So where does love come into this downer of a story? Well, it turns out love—more than any pill— is what taught me how to cope with my phobias.
There's always that moment when you start seeing someone. That moment where for the first time, you really reveal yourself. For many of us, this is the moment we unveil our Crazy. Some people's Crazy is like mine-a mental health struggle. For others, it's a less diagnosable Crazy — a debilitating fear of commitment, or of being loved. Almost everyone we date has something they're hiding, and we all wait to find out what it is.
But I've come to believe that's not really what we should be concerned with.

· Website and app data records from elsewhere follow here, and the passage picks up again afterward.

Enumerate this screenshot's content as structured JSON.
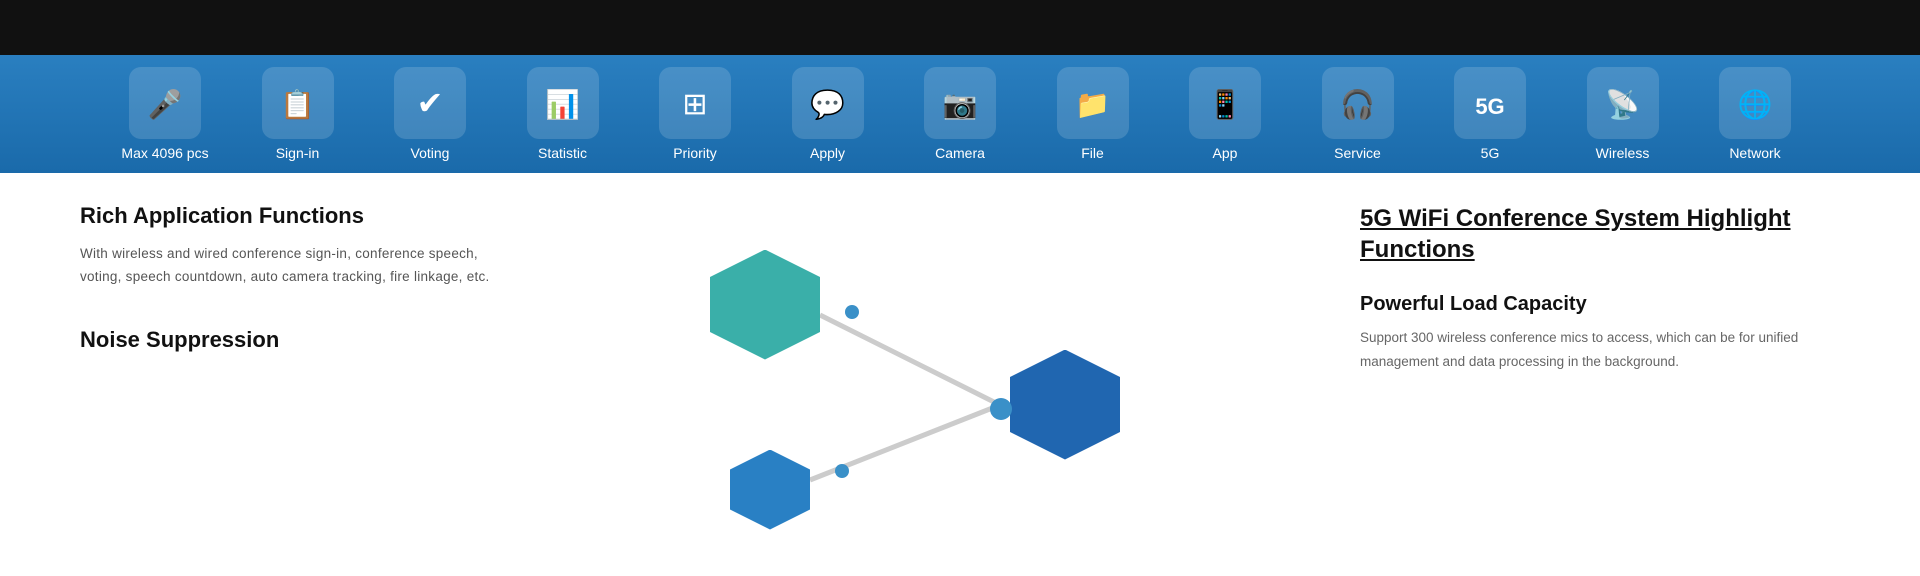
{
  "topBar": {
    "bg": "#111"
  },
  "iconBar": {
    "items": [
      {
        "id": "max4096",
        "label": "Max 4096 pcs",
        "iconClass": "icon-mic"
      },
      {
        "id": "signin",
        "label": "Sign-in",
        "iconClass": "icon-signin"
      },
      {
        "id": "voting",
        "label": "Voting",
        "iconClass": "icon-voting"
      },
      {
        "id": "statistic",
        "label": "Statistic",
        "iconClass": "icon-stat"
      },
      {
        "id": "priority",
        "label": "Priority",
        "iconClass": "icon-priority"
      },
      {
        "id": "apply",
        "label": "Apply",
        "iconClass": "icon-apply"
      },
      {
        "id": "camera",
        "label": "Camera",
        "iconClass": "icon-camera"
      },
      {
        "id": "file",
        "label": "File",
        "iconClass": "icon-file"
      },
      {
        "id": "app",
        "label": "App",
        "iconClass": "icon-app"
      },
      {
        "id": "service",
        "label": "Service",
        "iconClass": "icon-service"
      },
      {
        "id": "5g",
        "label": "5G",
        "iconClass": "icon-5g"
      },
      {
        "id": "wireless",
        "label": "Wireless",
        "iconClass": "icon-wireless"
      },
      {
        "id": "network",
        "label": "Network",
        "iconClass": "icon-network"
      }
    ]
  },
  "leftSection": {
    "title1": "Rich Application Functions",
    "desc1": "With wireless and wired conference sign-in, conference speech, voting, speech countdown, auto camera tracking, fire linkage, etc.",
    "title2": "Noise Suppression"
  },
  "rightSection": {
    "mainTitle": "5G WiFi Conference System  Highlight Functions",
    "subTitle": "Powerful Load Capacity",
    "desc": "Support 300 wireless conference mics to access, which can be  for unified management and data processing in the background."
  }
}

What really reveals something about a person? It's not their Crazy, but the way they react to hearing about yours. In my experience, how they respond is pretty much the greatest predictor of how intimate your relationship is going to be.
The first time I fell in love during college, I dreaded having this conversation. I already knew my new boyfriend had struggled with depression, but I was convinced that my Crazy was crazier than his. A bout of depression is almost a rite of passage for most guys. It can be sexy even, brooding. But having once worn pillowcases on your head? Pretty much the opposite of sexy.
When I finally did reveal my deep secret to him, I realized something great: My phobias could be told as a story. Stories are how I've always made sense of the world, and for the first time, my fears had words to them: I'm afraid of bugs. Really afraid of bugs. As soon as I said it out loud, the truth of it began to lose its power. I could laugh at plot twists that had once shamed me. I knew I needed help when even thrift shopping scared me. I could let him ask questions, and answer most of them without shame. Yes, I still think about it. The difference is now I just try to let the thoughts wash over me. And then I move on.
Because I was not yet proud of my story, I added an afterward.
You must think I'm crazy.
As soon as I said it, I realized that was the only thing I could say that sounded dumb. It was the one fear worth editing out. It was years ago, but if I had to guess, that must have been when he kissed me. That night, I slept peacefully in sheets we made dirty together.
I could do it all because I had finally found a more compelling mess to focus on: Love. And in that small way, my fears began their slow trek towards being an important part of my past, not my present. Today, I write and speak without shame about my OCD. I try to be honest, in the hopes that someone else might hear me and feel a little less crazy, a little more inclined to love instead.
These days, I see what's left of my phobias as a sort of blessing in disguise. As an impulsive and romantic person, my suspicion of questionable beds has helped me to think twice. Even when I only want something casual, my phobias ensure I never jump into bed with people I don't trust. If a guy seems arrogant or flaky, my phantom fears serve as a sort of litmus test. Where some women might wonder if a guy is worth an accidental pregnancy, I sometimes find myself asking Is this person really worth getting lice or bedbugs over?
And to my own surprise, when someone is worth sharing a bed with, the answer is so simple it's almost clean: Yes.
Rachel Krantz is a freelance writer living in New York City. Her work has been featured on The Huffington Post, NPR, Nerve, and elsewhere. You should probably follow her on Twitter, if only to help her appear less pathetic.
Illustration by Jim Cooke.